[Component data from apps and pages]

▬▬▬▬▬▬▬▬▬▬

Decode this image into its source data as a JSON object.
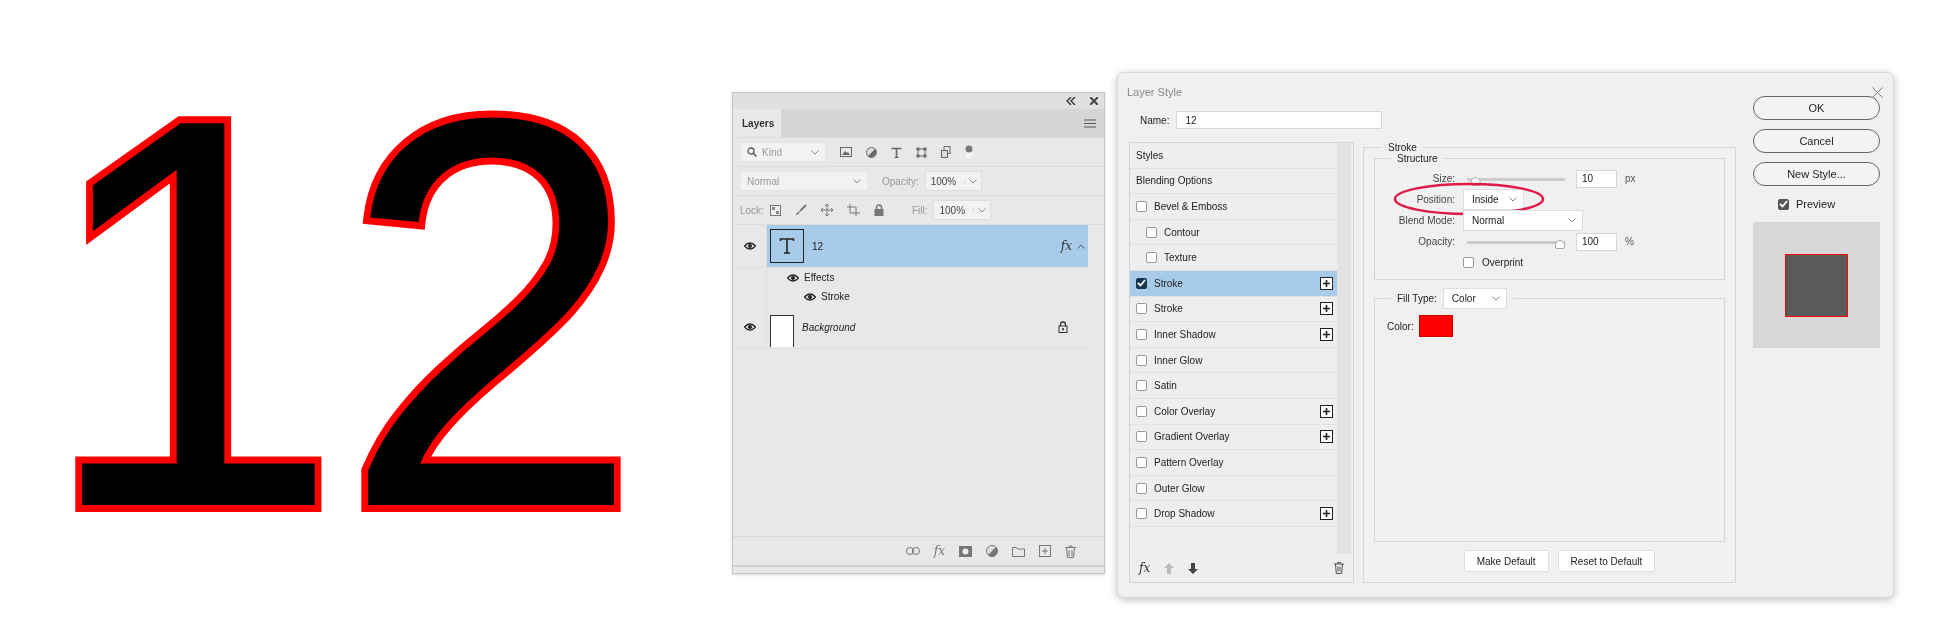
{
  "artwork": {
    "text": "12"
  },
  "layers_panel": {
    "tab": "Layers",
    "filter": "Kind",
    "blend_mode": "Normal",
    "opacity_label": "Opacity:",
    "opacity": "100%",
    "lock_label": "Lock:",
    "fill_label": "Fill:",
    "fill": "100%",
    "toolbar_fx": "fx",
    "layers": [
      {
        "name": "12",
        "kind": "text",
        "selected": true,
        "visible": true,
        "locked": false,
        "fx": "fx",
        "effects_label": "Effects",
        "effects": [
          {
            "name": "Stroke",
            "visible": true
          }
        ]
      },
      {
        "name": "Background",
        "kind": "image",
        "selected": false,
        "visible": true,
        "locked": true
      }
    ]
  },
  "dialog": {
    "title": "Layer Style",
    "name_label": "Name:",
    "name": "12",
    "footer_fx": "fx",
    "styles": [
      {
        "label": "Styles",
        "kind": "header",
        "selected": false
      },
      {
        "label": "Blending Options",
        "kind": "header",
        "selected": false
      },
      {
        "label": "Bevel & Emboss",
        "kind": "effect",
        "checked": false,
        "selected": false,
        "addable": false,
        "children": [
          {
            "label": "Contour",
            "kind": "effect",
            "checked": false,
            "selected": false,
            "addable": false
          },
          {
            "label": "Texture",
            "kind": "effect",
            "checked": false,
            "selected": false,
            "addable": false
          }
        ]
      },
      {
        "label": "Stroke",
        "kind": "effect",
        "checked": true,
        "selected": true,
        "addable": true
      },
      {
        "label": "Stroke",
        "kind": "effect",
        "checked": false,
        "selected": false,
        "addable": true
      },
      {
        "label": "Inner Shadow",
        "kind": "effect",
        "checked": false,
        "selected": false,
        "addable": true
      },
      {
        "label": "Inner Glow",
        "kind": "effect",
        "checked": false,
        "selected": false,
        "addable": false
      },
      {
        "label": "Satin",
        "kind": "effect",
        "checked": false,
        "selected": false,
        "addable": false
      },
      {
        "label": "Color Overlay",
        "kind": "effect",
        "checked": false,
        "selected": false,
        "addable": true
      },
      {
        "label": "Gradient Overlay",
        "kind": "effect",
        "checked": false,
        "selected": false,
        "addable": true
      },
      {
        "label": "Pattern Overlay",
        "kind": "effect",
        "checked": false,
        "selected": false,
        "addable": false
      },
      {
        "label": "Outer Glow",
        "kind": "effect",
        "checked": false,
        "selected": false,
        "addable": false
      },
      {
        "label": "Drop Shadow",
        "kind": "effect",
        "checked": false,
        "selected": false,
        "addable": true
      }
    ],
    "section": "Stroke",
    "structure": "Structure",
    "size": {
      "label": "Size:",
      "value": "10",
      "unit": "px",
      "level": 0.04
    },
    "position": {
      "label": "Position:",
      "value": "Inside",
      "highlighted": true
    },
    "blend": {
      "label": "Blend Mode:",
      "value": "Normal"
    },
    "opacity": {
      "label": "Opacity:",
      "value": "100",
      "unit": "%",
      "level": 1
    },
    "overprint": {
      "label": "Overprint",
      "checked": false
    },
    "fill_type": {
      "label": "Fill Type:",
      "value": "Color"
    },
    "color": {
      "label": "Color:",
      "color": "#ff0000"
    },
    "buttons": [
      "Make Default",
      "Reset to Default"
    ],
    "side_buttons": [
      "OK",
      "Cancel",
      "New Style..."
    ],
    "preview": {
      "label": "Preview",
      "checked": true
    }
  }
}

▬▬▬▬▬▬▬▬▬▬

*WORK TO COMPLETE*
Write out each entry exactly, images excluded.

*ANSWER TO THIS PROBLEM*
Decode this image into its source data as a JSON object.
{
  "artwork": {
    "text": "12"
  },
  "layers_panel": {
    "tab": "Layers",
    "filter": "Kind",
    "blend_mode": "Normal",
    "opacity_label": "Opacity:",
    "opacity": "100%",
    "lock_label": "Lock:",
    "fill_label": "Fill:",
    "fill": "100%",
    "toolbar_fx": "fx",
    "layers": [
      {
        "name": "12",
        "kind": "text",
        "selected": true,
        "visible": true,
        "locked": false,
        "fx": "fx",
        "effects_label": "Effects",
        "effects": [
          {
            "name": "Stroke",
            "visible": true
          }
        ]
      },
      {
        "name": "Background",
        "kind": "image",
        "selected": false,
        "visible": true,
        "locked": true
      }
    ]
  },
  "dialog": {
    "title": "Layer Style",
    "name_label": "Name:",
    "name": "12",
    "footer_fx": "fx",
    "styles": [
      {
        "label": "Styles",
        "kind": "header",
        "selected": false
      },
      {
        "label": "Blending Options",
        "kind": "header",
        "selected": false
      },
      {
        "label": "Bevel & Emboss",
        "kind": "effect",
        "checked": false,
        "selected": false,
        "addable": false,
        "children": [
          {
            "label": "Contour",
            "kind": "effect",
            "checked": false,
            "selected": false,
            "addable": false
          },
          {
            "label": "Texture",
            "kind": "effect",
            "checked": false,
            "selected": false,
            "addable": false
          }
        ]
      },
      {
        "label": "Stroke",
        "kind": "effect",
        "checked": true,
        "selected": true,
        "addable": true
      },
      {
        "label": "Stroke",
        "kind": "effect",
        "checked": false,
        "selected": false,
        "addable": true
      },
      {
        "label": "Inner Shadow",
        "kind": "effect",
        "checked": false,
        "selected": false,
        "addable": true
      },
      {
        "label": "Inner Glow",
        "kind": "effect",
        "checked": false,
        "selected": false,
        "addable": false
      },
      {
        "label": "Satin",
        "kind": "effect",
        "checked": false,
        "selected": false,
        "addable": false
      },
      {
        "label": "Color Overlay",
        "kind": "effect",
        "checked": false,
        "selected": false,
        "addable": true
      },
      {
        "label": "Gradient Overlay",
        "kind": "effect",
        "checked": false,
        "selected": false,
        "addable": true
      },
      {
        "label": "Pattern Overlay",
        "kind": "effect",
        "checked": false,
        "selected": false,
        "addable": false
      },
      {
        "label": "Outer Glow",
        "kind": "effect",
        "checked": false,
        "selected": false,
        "addable": false
      },
      {
        "label": "Drop Shadow",
        "kind": "effect",
        "checked": false,
        "selected": false,
        "addable": true
      }
    ],
    "section": "Stroke",
    "structure": "Structure",
    "size": {
      "label": "Size:",
      "value": "10",
      "unit": "px",
      "level": 0.04
    },
    "position": {
      "label": "Position:",
      "value": "Inside",
      "highlighted": true
    },
    "blend": {
      "label": "Blend Mode:",
      "value": "Normal"
    },
    "opacity": {
      "label": "Opacity:",
      "value": "100",
      "unit": "%",
      "level": 1
    },
    "overprint": {
      "label": "Overprint",
      "checked": false
    },
    "fill_type": {
      "label": "Fill Type:",
      "value": "Color"
    },
    "color": {
      "label": "Color:",
      "color": "#ff0000"
    },
    "buttons": [
      "Make Default",
      "Reset to Default"
    ],
    "side_buttons": [
      "OK",
      "Cancel",
      "New Style..."
    ],
    "preview": {
      "label": "Preview",
      "checked": true
    }
  }
}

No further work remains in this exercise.